Yes, but the risk is relatively low.
HIV is transmitted through seminal and vaginal fluids, including menstrual fluids. The virus can enter the body through the bloodstream or by passing through delicate mucous membranes, such as inside the vagina, rectum or urethra.
If a person gives fellatio and has bleeding gums, a cut, or an ulcer inside their mouth, HIV could enter their bloodstream through infected fluid. This could also happen if infected fluid from a woman gets into the mouth of her partner during oral sex.
Using a condom during sex, including oral and anal sex, is the best way to prevent sexually transmitted infections (STIs), including HIV. Avoid using an oil-based lubricant, such as Vaseline or baby oil, because they can weaken the condom and increase the risk of it splitting.
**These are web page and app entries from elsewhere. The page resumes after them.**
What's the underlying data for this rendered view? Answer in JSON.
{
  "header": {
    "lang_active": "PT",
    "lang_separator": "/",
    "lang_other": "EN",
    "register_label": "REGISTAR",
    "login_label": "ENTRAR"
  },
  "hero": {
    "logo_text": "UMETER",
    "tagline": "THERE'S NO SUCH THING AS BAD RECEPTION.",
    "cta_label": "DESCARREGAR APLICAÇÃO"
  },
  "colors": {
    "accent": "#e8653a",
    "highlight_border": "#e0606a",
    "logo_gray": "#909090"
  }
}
You can use a dental dam to cover the anus or female genitals during oral sex. A dental dam is a latex or polyurethane (very thin, soft plastic) square, measuring about 15cm by 15cm. It acts as a barrier to help stop STIs passing from one person to another.
HIV is transmitted through the exchange of bodily fluids, such as:
You can't catch HIV from:
Other bodily fluids, such as saliva, sweat or urine don't contain enough of the virus to infect another person.
Important: Our website provides useful information but is not a substitute for medical advice. You should always seek the advice of your doctor when making decisions about your health.